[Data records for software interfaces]
###
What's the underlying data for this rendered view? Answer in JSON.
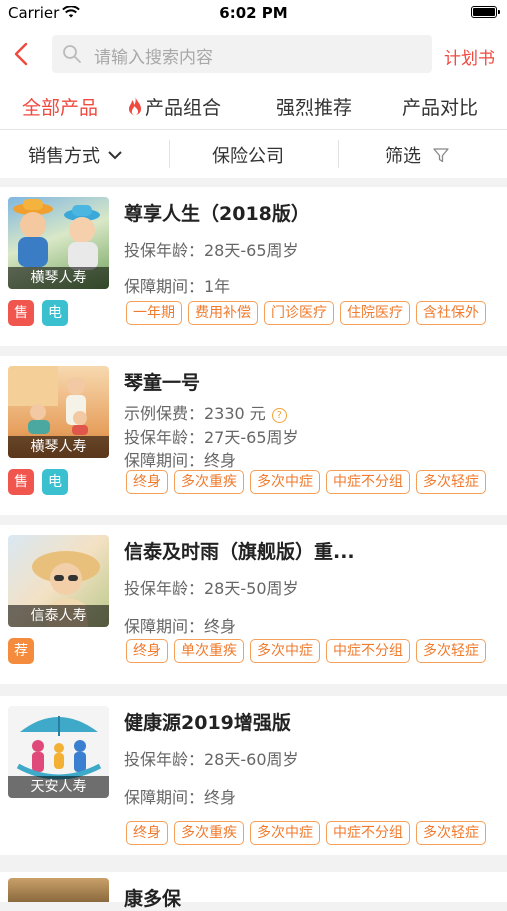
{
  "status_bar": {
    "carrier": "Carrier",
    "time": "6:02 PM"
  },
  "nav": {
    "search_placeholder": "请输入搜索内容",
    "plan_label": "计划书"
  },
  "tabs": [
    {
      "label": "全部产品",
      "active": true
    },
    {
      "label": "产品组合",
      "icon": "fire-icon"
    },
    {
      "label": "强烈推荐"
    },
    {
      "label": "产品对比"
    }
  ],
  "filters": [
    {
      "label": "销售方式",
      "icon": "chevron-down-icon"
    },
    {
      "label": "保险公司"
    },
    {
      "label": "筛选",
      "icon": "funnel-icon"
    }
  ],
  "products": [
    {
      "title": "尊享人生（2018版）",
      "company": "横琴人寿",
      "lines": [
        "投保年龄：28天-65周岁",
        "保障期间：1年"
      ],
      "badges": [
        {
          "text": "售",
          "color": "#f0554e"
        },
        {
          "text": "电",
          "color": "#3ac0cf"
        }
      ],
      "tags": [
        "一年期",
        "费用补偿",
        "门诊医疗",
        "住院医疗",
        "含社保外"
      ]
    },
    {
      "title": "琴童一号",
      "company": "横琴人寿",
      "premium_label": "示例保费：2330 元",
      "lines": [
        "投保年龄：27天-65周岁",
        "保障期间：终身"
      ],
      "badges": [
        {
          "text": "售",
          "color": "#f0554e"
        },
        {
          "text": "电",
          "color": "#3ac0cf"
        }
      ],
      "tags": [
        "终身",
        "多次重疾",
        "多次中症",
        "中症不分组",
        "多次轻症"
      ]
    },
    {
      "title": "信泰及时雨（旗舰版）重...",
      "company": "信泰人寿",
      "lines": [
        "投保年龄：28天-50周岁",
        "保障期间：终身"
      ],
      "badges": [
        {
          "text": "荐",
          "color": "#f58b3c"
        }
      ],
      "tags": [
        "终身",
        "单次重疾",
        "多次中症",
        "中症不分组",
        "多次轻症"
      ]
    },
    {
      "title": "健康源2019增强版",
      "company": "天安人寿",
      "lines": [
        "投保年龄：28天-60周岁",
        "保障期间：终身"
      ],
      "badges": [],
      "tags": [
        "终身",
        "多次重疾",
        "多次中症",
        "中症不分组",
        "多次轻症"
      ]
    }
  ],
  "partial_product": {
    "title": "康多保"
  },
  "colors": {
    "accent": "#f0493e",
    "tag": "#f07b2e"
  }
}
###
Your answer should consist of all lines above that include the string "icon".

      "icon": "fire-icon"
      "icon": "chevron-down-icon"
      "icon": "funnel-icon"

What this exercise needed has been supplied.